* [Task statement]:
For each record here, output an exact copy.

* [Data extract]:

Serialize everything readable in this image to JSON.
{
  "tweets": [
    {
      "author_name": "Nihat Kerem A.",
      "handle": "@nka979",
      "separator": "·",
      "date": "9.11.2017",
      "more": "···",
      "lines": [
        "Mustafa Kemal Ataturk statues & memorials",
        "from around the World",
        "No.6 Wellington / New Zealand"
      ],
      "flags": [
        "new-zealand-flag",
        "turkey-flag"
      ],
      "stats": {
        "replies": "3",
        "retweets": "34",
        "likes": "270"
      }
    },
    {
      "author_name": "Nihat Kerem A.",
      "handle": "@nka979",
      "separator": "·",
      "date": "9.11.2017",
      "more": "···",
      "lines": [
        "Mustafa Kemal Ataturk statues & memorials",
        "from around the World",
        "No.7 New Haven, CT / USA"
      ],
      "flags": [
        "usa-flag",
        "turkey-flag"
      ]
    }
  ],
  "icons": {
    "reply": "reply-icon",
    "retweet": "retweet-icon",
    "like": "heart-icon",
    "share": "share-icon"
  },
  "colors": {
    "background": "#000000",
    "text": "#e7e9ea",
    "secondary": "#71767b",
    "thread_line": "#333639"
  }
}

* [Expected output]:
Serialize everything readable in this image to JSON.
{
  "tweets": [
    {
      "author_name": "Nihat Kerem A.",
      "handle": "@nka979",
      "separator": "·",
      "date": "9.11.2017",
      "more": "···",
      "lines": [
        "Mustafa Kemal Ataturk statues & memorials",
        "from around the World",
        "No.6 Wellington / New Zealand"
      ],
      "flags": [
        "new-zealand-flag",
        "turkey-flag"
      ],
      "stats": {
        "replies": "3",
        "retweets": "34",
        "likes": "270"
      }
    },
    {
      "author_name": "Nihat Kerem A.",
      "handle": "@nka979",
      "separator": "·",
      "date": "9.11.2017",
      "more": "···",
      "lines": [
        "Mustafa Kemal Ataturk statues & memorials",
        "from around the World",
        "No.7 New Haven, CT / USA"
      ],
      "flags": [
        "usa-flag",
        "turkey-flag"
      ]
    }
  ],
  "icons": {
    "reply": "reply-icon",
    "retweet": "retweet-icon",
    "like": "heart-icon",
    "share": "share-icon"
  },
  "colors": {
    "background": "#000000",
    "text": "#e7e9ea",
    "secondary": "#71767b",
    "thread_line": "#333639"
  }
}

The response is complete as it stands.